that this silly dance is going nowhere fast, allow me to simplify the
Where it comes to JT, all
that really matters is four things:
1) Can the guy still play?
2) Is he affordable?
3) Will he be a positive
influence on the team?
4) Is his trade value higher
than his value to the team?
First, Taylor can still play at a high level. This
translates to value, and Parcells is BIG on value. Given where JT is today,
health and ability wise, he could probably get an additional two years beyond
his current contract if he wanted them. If the Dolphins win in 2008, just watch
how quickly JT changes his tune on the “one more year” thing. Remember, Michael
Strahan (15th season) just earned a ring. No question, Taylor (11th season) is still in the hunt as
a Dolphin.
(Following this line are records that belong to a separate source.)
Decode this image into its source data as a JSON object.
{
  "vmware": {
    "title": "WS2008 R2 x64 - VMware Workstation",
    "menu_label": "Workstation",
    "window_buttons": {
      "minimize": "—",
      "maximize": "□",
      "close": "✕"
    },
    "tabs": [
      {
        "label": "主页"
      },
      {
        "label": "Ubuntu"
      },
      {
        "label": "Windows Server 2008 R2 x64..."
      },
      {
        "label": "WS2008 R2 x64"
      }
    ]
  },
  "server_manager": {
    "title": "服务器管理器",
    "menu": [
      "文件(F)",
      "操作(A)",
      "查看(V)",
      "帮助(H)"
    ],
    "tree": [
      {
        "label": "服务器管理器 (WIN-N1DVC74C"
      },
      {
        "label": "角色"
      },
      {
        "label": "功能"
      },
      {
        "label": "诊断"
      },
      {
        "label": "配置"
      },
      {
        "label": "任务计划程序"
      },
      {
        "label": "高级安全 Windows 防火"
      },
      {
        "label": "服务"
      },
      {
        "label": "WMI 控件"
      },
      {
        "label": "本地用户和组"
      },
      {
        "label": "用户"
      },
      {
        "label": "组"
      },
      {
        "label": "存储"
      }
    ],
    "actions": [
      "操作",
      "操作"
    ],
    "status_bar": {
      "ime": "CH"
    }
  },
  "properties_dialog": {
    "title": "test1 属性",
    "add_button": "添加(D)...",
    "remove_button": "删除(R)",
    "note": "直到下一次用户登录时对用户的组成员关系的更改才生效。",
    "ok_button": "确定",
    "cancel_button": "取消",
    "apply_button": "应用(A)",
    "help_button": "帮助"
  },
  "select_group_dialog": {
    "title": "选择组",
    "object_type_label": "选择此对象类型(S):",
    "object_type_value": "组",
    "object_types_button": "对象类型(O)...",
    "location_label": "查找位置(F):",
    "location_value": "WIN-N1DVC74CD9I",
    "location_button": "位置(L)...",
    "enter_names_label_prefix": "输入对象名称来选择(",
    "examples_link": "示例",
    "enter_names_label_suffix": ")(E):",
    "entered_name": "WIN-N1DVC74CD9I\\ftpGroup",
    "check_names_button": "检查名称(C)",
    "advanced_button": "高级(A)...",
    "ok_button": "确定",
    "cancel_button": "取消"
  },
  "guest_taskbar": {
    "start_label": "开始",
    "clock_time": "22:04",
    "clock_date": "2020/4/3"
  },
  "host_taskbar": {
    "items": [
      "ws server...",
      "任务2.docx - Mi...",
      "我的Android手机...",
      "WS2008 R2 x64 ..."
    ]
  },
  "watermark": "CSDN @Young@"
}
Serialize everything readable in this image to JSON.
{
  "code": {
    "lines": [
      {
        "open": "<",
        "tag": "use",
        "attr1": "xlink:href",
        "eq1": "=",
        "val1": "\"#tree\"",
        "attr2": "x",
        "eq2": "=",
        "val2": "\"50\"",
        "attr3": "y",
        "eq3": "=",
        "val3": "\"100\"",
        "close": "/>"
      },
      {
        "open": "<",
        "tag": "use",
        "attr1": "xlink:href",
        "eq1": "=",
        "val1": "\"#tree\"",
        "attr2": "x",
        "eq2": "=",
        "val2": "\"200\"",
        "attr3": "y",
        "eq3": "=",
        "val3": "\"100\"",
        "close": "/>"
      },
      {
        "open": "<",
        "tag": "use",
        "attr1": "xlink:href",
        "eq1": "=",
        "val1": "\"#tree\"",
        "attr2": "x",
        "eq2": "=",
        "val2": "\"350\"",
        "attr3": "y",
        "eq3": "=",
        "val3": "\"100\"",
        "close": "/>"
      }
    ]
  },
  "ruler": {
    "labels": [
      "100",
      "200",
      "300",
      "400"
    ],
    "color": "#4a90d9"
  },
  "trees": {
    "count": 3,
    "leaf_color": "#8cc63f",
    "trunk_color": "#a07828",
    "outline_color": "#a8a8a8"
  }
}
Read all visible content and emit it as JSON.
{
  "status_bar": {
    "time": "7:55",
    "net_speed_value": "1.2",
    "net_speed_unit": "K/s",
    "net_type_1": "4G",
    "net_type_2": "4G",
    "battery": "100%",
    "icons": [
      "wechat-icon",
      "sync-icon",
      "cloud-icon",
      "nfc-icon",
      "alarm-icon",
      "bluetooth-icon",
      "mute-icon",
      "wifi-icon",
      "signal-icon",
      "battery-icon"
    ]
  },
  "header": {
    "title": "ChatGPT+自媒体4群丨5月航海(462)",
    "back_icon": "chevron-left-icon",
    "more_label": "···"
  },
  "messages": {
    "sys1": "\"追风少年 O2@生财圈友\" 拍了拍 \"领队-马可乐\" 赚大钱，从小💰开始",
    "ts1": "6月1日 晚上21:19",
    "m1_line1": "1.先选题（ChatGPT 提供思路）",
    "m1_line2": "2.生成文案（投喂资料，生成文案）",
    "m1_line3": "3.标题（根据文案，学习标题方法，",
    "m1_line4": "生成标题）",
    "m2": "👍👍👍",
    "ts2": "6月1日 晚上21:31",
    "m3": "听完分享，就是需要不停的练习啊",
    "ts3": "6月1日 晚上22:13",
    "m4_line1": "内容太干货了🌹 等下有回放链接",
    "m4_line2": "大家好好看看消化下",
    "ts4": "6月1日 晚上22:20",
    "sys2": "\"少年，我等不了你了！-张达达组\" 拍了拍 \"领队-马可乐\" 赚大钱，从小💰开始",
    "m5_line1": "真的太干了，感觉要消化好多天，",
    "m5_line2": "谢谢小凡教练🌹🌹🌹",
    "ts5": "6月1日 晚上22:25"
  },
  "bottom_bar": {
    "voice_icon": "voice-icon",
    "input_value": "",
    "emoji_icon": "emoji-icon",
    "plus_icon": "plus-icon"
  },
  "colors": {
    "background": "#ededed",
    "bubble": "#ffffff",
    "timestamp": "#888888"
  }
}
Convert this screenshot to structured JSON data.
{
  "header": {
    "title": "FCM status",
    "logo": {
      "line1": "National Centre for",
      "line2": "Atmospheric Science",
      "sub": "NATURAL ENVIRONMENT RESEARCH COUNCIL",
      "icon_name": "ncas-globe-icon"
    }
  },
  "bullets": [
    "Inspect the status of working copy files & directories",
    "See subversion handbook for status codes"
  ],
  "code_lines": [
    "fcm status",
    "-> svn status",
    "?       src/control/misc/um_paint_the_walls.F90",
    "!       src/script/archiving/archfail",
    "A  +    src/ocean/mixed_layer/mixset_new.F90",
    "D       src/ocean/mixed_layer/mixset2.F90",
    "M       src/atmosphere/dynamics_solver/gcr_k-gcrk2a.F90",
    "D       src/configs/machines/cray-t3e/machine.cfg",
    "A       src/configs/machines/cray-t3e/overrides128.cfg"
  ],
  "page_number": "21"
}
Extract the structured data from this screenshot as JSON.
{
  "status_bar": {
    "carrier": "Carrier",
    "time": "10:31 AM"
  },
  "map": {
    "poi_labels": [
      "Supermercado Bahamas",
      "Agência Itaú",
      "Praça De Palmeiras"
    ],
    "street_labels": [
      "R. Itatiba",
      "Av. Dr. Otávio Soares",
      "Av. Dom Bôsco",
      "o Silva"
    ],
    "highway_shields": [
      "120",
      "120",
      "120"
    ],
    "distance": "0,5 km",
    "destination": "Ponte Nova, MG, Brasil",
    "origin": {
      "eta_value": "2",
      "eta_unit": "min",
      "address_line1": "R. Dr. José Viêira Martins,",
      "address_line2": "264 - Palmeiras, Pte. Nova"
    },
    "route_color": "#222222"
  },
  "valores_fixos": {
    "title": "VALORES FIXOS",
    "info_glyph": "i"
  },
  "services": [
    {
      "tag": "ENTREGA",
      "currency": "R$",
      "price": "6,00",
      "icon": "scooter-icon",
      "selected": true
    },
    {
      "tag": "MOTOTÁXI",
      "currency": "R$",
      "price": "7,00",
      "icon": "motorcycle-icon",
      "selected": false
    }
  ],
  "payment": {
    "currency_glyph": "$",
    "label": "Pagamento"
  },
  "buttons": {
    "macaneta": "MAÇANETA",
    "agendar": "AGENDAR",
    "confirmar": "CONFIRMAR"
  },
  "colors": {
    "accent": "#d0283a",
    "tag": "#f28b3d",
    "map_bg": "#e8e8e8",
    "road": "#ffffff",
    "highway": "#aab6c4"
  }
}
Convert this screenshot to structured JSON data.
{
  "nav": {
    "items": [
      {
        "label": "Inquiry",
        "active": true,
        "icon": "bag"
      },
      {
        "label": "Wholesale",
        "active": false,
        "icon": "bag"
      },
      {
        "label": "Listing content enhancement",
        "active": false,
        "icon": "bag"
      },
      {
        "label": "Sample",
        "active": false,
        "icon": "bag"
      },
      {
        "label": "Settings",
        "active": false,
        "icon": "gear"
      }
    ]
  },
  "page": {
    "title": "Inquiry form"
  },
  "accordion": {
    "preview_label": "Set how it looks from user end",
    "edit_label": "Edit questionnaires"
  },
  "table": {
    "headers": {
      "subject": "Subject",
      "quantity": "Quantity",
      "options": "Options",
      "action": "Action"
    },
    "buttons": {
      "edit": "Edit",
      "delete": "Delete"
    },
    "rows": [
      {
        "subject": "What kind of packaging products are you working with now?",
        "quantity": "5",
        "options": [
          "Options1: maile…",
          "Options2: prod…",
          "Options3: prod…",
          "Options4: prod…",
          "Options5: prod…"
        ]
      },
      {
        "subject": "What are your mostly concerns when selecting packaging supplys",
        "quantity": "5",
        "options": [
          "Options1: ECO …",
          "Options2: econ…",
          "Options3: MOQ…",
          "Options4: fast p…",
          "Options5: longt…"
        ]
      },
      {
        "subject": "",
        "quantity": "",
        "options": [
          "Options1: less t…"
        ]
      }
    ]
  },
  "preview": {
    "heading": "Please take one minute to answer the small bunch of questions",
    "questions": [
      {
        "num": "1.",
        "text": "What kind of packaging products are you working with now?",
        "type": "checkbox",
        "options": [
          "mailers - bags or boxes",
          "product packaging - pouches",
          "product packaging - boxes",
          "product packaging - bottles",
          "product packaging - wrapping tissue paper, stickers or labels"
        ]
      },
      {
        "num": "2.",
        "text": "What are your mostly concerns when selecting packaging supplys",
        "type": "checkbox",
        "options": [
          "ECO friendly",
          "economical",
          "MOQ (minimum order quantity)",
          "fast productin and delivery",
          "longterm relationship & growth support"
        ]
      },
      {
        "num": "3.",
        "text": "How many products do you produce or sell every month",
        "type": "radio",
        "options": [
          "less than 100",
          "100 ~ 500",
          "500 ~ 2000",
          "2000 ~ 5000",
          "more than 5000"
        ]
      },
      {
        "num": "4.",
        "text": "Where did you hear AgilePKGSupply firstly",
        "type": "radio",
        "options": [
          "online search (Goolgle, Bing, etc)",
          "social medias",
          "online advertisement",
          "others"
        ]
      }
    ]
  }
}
He understands this.
Second, the Dolphins can
easily afford Taylor’s
salary ($7.5 million this season and $8 million in 2009, not including
incentives). This means that, cap-wise, the Dolphins have no problem carrying his
contract. They can afford him.
Third, JT is, and always
will be, a team guy. If the Cam Cameron experience didn’t convince you, nothing
he has strong personal and business ties in South Florida, Taylor is justifiably worried about his
legacy and the damage that a messy divorce would bring. He’d retire before he’d
let things get ugly.
Fourth, we’ve seen that no
team is willing to part with a first (or perhaps even a second) round pick for
a 33 year old player who may not line up for more than another season. That’s
understandable. For the Dolphins it means that, for now, JT is worth more to them
as a Dolphin. That’s the correct conclusion, versus getting whatever they can
in a fire sale. Again, we know that Parcells expected this outcome for quite
some time, which is a reason why he said what he did last March.
More and more, it seems as
though Parcells played this situation out brilliantly. The media is slowly
coming to this conclusion as they begrudgingly wipe the egg off of their faces.
Guys like Jacksonville’s
Jack Del Rio know it, too. Their lot have all but conceded that the days of
pulling the wool over the eyes of the Dolphins, Ogunleye-style, are over.
The sooner that Taylor and
his agent come to this conclusion, the better it will be for him and the